A bevy of Stanislaus County service workers, many wearing purple T-shirts emblazoned with the motto, “Together We Rise,” brought food and comfort to the homeless encampment at Beard Brook Park Saturday, just three days before Christmas.
Working off the clock, many of the workers are part of the county’s outreach effort and know village residents by name. They helped distribute pizza, pillows, blankets and Christmas cheer to the hundreds of people who have crowded into Beard Brook Park since the City of Modesto designated it a permitted location for camping.
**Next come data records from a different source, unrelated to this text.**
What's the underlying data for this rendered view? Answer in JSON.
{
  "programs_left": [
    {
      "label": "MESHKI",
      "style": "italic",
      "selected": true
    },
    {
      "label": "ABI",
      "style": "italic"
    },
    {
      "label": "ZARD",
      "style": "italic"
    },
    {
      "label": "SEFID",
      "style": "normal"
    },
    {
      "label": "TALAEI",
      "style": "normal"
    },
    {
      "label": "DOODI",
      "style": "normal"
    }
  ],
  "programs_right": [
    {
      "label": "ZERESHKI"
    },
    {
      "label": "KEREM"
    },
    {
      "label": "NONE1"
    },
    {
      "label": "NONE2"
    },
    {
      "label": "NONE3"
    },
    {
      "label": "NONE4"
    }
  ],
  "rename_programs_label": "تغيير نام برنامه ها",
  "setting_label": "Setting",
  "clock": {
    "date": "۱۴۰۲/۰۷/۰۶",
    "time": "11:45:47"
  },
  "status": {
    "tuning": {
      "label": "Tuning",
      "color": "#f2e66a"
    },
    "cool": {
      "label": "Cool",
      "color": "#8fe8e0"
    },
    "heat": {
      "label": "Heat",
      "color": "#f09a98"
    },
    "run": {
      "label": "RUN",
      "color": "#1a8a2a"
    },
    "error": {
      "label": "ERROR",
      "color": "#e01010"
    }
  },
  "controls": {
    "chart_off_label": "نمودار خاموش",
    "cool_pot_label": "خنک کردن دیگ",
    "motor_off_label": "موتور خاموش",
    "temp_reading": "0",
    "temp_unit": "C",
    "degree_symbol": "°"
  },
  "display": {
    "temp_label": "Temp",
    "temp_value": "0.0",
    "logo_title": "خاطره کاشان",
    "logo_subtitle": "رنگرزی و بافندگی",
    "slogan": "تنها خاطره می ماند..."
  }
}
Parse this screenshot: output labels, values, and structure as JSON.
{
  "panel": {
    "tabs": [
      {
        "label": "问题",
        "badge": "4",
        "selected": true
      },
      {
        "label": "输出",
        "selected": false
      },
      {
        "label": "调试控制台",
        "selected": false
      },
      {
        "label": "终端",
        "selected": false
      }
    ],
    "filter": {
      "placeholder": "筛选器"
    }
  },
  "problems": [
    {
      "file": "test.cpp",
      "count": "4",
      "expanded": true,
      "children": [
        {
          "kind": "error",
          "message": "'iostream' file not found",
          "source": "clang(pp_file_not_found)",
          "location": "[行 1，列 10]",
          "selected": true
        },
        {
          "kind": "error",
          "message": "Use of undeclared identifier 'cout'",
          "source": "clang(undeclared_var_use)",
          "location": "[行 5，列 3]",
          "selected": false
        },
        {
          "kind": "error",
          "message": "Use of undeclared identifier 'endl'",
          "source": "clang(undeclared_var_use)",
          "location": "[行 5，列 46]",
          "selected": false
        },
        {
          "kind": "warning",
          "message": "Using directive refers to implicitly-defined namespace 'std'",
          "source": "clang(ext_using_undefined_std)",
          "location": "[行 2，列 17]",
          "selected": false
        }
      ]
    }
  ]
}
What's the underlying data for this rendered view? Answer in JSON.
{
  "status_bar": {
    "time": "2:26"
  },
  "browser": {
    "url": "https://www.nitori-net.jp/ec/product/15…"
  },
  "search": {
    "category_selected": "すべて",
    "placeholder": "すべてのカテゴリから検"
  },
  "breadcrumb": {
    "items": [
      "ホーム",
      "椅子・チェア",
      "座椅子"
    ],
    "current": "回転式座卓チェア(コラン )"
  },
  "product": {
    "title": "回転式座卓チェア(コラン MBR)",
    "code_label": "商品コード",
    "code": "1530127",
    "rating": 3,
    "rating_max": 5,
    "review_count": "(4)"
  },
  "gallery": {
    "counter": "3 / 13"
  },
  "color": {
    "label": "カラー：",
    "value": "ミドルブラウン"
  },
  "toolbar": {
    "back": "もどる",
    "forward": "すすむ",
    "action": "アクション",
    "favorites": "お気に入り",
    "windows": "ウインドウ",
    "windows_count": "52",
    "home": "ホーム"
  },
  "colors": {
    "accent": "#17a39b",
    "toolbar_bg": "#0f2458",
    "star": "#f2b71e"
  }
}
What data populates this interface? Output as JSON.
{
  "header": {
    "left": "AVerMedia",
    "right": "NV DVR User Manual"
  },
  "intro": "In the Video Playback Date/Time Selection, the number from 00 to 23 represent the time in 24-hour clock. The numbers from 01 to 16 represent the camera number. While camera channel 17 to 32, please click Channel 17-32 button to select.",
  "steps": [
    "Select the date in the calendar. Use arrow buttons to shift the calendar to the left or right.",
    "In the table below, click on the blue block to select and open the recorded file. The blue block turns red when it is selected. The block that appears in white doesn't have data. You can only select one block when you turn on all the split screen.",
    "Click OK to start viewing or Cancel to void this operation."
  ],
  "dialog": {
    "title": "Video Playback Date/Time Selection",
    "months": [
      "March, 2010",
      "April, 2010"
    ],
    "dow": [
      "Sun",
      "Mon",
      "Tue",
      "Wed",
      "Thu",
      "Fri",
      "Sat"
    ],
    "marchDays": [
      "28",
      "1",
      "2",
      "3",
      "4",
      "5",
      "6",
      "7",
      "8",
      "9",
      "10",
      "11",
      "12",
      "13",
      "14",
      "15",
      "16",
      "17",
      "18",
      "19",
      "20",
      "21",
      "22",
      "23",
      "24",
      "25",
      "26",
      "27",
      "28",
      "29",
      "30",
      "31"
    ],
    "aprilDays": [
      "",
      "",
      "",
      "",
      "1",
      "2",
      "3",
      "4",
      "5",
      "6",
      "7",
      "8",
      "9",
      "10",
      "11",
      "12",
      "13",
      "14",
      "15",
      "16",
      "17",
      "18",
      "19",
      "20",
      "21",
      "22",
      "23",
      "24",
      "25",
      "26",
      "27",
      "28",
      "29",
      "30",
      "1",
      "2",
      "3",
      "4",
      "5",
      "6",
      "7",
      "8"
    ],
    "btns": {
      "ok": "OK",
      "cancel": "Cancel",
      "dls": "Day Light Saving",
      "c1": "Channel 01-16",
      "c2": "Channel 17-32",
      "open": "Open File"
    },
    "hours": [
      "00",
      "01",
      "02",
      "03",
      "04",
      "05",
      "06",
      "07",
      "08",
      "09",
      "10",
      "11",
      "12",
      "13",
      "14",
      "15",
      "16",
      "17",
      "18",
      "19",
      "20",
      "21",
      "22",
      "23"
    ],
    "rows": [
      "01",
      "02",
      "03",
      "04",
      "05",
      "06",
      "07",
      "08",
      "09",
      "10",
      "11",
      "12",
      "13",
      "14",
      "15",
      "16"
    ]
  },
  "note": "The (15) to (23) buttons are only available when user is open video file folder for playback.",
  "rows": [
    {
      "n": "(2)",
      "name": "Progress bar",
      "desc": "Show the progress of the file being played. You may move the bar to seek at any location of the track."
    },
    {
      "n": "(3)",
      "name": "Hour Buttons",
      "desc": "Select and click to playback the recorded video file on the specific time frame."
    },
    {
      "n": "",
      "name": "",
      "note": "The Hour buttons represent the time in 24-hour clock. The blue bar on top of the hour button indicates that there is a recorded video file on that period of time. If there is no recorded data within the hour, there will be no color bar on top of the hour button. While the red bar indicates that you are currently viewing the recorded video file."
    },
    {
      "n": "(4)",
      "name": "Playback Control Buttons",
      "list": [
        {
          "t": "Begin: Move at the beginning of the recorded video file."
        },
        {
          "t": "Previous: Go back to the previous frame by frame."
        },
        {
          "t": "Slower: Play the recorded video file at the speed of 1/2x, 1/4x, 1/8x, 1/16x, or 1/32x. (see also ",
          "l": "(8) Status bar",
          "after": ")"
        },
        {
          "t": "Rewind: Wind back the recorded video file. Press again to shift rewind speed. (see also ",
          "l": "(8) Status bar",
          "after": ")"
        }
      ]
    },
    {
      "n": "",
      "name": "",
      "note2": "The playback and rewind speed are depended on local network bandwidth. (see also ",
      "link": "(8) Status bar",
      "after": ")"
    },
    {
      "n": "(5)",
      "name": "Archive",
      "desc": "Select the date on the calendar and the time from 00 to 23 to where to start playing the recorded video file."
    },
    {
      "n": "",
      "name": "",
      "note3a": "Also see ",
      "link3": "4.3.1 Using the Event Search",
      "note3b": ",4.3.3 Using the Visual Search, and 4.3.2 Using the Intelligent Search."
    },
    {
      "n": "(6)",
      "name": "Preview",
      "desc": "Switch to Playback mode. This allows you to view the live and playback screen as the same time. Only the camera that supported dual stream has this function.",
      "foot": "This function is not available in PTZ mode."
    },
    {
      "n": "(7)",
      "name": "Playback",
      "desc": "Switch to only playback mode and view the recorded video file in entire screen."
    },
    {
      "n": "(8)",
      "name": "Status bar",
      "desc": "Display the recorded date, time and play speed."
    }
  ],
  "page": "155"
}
Recent gray skies and rain gave way to sunshine and brought uplifted spirits to the camp now known as “Beard Brook Village.” Residents of the village had been disappointed when the city announced campfires would no longer be permitted due to problems with too much smoke. The fires had been the only way people had of providing themselves heat, warm food, and coffee.
Saturday’s sunshine was welcome and so were the warm food and drinks. County workers were joined by members of El Buen Samaritano Church of Modesto and the Second Harvest/Starbucks Food Bank, as well as volunteers who routinely help whenever they can.
In addition to mounds of food, drinks, and toys for children of the homeless, volunteers distributed blankets, pillows, and warm clothing. Beginning with a few tents and some thirty or forty people, the village population has burgeoned to about four-hundred residents,* most of whom are living in tents on the steep slope along the park’s west side.
City and county authorities plan to move the camp a few hundred yards west to a location with flatter ground so that winter rains aren’t as much of a problem for the tent dwellers. Under current conditions, heavy rains create mudslides, the wind topples tents, and people in the village are in constant danger of slipping and sliding on the wet mud that forms on the slope.
Authorities also hope to provide sturdier tents for those who need them. Many campers have only flimsy tents that collapse or blow down in a storm. Ideally, the new village will serve as a low-barrier shelter for people who would otherwise be living in local parks, camping along rivers, and sleeping behind buildings downtown.
Award-winning Modesto Police Sergeant Mike Hammond, who patrols the village frequently, says residents have for the most part done a good job policing themselves, though there are always people who ignore even the simplest rules. “One of my biggest jobs is rumor control,” said Hammond recently. He added with a laugh, “And some of the biggest rumors are about me.”
Hammond works closely with camp coordinator Frank Ploof. Both men have years of experience working with homeless people and manage to combine necessary discipline with compassion for people in need. Some residents of the village have already moved on to more permanent housing; with county workers located in the park itself, it will be much easier to evaluate people’s needs and direct them to the appropriate services.
Meanwhile, generous giving by local churches, charities and individuals brings the true spirit of Christmas to hundreds of people who, but for the comfort of a tent on a hillside, would be on the streets or hiding in a park or alley, waiting for the next order to move along.
*an earlier post cited almost six-hundred residents